Data excerpts -
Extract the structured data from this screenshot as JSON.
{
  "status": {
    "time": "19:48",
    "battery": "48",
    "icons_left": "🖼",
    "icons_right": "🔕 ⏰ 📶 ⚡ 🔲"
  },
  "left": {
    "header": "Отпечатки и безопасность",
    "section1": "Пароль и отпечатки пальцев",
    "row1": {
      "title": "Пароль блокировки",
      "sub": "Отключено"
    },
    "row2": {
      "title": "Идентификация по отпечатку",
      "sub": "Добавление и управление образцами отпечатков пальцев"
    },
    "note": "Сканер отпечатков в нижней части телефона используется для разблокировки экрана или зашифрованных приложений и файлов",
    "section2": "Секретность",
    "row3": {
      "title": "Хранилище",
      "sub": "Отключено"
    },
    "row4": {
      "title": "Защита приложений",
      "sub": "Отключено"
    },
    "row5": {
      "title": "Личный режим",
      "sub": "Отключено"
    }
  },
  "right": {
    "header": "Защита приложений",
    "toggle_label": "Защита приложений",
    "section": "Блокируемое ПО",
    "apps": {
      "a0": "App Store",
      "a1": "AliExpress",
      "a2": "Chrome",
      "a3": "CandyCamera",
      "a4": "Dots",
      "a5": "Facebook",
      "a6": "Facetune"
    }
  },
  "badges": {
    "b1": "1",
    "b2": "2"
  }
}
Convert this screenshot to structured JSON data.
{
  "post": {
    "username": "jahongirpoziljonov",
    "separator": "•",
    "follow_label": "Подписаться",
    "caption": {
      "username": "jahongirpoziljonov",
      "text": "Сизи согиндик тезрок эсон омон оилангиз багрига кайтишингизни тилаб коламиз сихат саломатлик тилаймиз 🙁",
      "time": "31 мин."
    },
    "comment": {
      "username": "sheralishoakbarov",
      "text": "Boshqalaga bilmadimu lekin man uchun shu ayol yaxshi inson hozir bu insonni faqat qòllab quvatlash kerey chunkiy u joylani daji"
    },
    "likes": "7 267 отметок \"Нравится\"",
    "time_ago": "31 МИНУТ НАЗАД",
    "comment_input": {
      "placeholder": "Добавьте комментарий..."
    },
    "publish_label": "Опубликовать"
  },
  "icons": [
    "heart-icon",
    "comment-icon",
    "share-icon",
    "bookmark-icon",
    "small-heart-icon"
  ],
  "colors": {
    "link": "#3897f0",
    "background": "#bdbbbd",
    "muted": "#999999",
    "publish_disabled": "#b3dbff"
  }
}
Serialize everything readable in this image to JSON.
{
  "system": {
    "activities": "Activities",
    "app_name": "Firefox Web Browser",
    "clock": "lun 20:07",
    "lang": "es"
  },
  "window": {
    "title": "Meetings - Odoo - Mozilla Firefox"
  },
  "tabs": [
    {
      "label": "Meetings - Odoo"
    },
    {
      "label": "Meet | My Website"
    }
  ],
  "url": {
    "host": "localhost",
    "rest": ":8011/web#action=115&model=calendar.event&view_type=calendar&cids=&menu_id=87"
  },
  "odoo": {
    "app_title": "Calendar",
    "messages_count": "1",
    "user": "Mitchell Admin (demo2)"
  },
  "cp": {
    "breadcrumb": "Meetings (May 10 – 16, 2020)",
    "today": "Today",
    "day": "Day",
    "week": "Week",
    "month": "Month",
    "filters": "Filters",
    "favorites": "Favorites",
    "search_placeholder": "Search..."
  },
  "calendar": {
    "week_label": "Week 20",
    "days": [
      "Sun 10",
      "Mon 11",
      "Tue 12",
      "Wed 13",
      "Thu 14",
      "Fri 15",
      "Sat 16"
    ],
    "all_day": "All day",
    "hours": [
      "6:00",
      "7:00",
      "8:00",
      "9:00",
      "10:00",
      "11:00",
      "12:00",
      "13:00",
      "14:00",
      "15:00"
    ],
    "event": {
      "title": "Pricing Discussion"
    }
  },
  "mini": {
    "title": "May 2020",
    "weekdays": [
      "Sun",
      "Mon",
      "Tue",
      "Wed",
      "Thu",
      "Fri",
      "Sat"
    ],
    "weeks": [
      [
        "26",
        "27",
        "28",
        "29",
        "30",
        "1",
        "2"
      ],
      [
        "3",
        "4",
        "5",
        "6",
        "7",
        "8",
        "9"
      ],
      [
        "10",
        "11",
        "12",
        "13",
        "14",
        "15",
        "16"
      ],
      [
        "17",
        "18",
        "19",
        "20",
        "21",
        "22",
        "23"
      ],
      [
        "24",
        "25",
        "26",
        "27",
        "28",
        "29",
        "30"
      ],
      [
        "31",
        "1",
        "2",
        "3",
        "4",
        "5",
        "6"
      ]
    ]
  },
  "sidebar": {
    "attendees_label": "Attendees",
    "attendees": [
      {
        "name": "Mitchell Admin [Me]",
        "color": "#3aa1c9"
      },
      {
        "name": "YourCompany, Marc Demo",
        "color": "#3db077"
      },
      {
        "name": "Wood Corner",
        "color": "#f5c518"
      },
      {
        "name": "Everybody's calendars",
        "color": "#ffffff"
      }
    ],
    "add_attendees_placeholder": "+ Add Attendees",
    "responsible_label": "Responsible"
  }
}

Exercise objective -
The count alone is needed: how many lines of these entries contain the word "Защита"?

Exercise result -
3